======== MATERIAL FOR THIS EXERCISE ========

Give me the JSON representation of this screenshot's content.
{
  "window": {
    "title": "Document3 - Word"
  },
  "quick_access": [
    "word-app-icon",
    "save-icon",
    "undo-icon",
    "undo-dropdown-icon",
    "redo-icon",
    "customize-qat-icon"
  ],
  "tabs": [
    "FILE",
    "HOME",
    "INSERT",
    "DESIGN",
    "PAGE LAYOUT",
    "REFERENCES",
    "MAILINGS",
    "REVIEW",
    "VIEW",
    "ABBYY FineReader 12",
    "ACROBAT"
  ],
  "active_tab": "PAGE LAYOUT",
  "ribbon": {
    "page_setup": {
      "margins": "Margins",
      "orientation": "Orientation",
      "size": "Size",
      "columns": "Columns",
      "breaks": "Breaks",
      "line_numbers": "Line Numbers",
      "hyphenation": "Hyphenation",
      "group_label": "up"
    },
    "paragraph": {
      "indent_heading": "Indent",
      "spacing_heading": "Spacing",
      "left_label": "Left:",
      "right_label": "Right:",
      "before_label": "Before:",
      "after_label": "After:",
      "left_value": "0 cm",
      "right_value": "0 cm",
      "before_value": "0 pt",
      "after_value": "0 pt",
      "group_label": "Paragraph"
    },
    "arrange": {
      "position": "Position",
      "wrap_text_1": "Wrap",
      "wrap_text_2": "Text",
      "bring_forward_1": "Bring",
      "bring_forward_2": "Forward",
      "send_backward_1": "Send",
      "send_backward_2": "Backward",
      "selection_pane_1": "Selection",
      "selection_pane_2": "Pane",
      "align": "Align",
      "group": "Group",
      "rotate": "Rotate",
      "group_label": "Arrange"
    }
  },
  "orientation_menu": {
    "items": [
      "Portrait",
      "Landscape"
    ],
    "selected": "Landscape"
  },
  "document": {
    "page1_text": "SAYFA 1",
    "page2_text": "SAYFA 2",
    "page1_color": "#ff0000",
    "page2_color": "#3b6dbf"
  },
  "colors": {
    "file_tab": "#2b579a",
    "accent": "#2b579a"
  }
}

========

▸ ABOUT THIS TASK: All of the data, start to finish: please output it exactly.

▸ REPLY:
Give me the JSON representation of this screenshot's content.
{
  "window": {
    "title": "Document3 - Word"
  },
  "quick_access": [
    "word-app-icon",
    "save-icon",
    "undo-icon",
    "undo-dropdown-icon",
    "redo-icon",
    "customize-qat-icon"
  ],
  "tabs": [
    "FILE",
    "HOME",
    "INSERT",
    "DESIGN",
    "PAGE LAYOUT",
    "REFERENCES",
    "MAILINGS",
    "REVIEW",
    "VIEW",
    "ABBYY FineReader 12",
    "ACROBAT"
  ],
  "active_tab": "PAGE LAYOUT",
  "ribbon": {
    "page_setup": {
      "margins": "Margins",
      "orientation": "Orientation",
      "size": "Size",
      "columns": "Columns",
      "breaks": "Breaks",
      "line_numbers": "Line Numbers",
      "hyphenation": "Hyphenation",
      "group_label": "up"
    },
    "paragraph": {
      "indent_heading": "Indent",
      "spacing_heading": "Spacing",
      "left_label": "Left:",
      "right_label": "Right:",
      "before_label": "Before:",
      "after_label": "After:",
      "left_value": "0 cm",
      "right_value": "0 cm",
      "before_value": "0 pt",
      "after_value": "0 pt",
      "group_label": "Paragraph"
    },
    "arrange": {
      "position": "Position",
      "wrap_text_1": "Wrap",
      "wrap_text_2": "Text",
      "bring_forward_1": "Bring",
      "bring_forward_2": "Forward",
      "send_backward_1": "Send",
      "send_backward_2": "Backward",
      "selection_pane_1": "Selection",
      "selection_pane_2": "Pane",
      "align": "Align",
      "group": "Group",
      "rotate": "Rotate",
      "group_label": "Arrange"
    }
  },
  "orientation_menu": {
    "items": [
      "Portrait",
      "Landscape"
    ],
    "selected": "Landscape"
  },
  "document": {
    "page1_text": "SAYFA 1",
    "page2_text": "SAYFA 2",
    "page1_color": "#ff0000",
    "page2_color": "#3b6dbf"
  },
  "colors": {
    "file_tab": "#2b579a",
    "accent": "#2b579a"
  }
}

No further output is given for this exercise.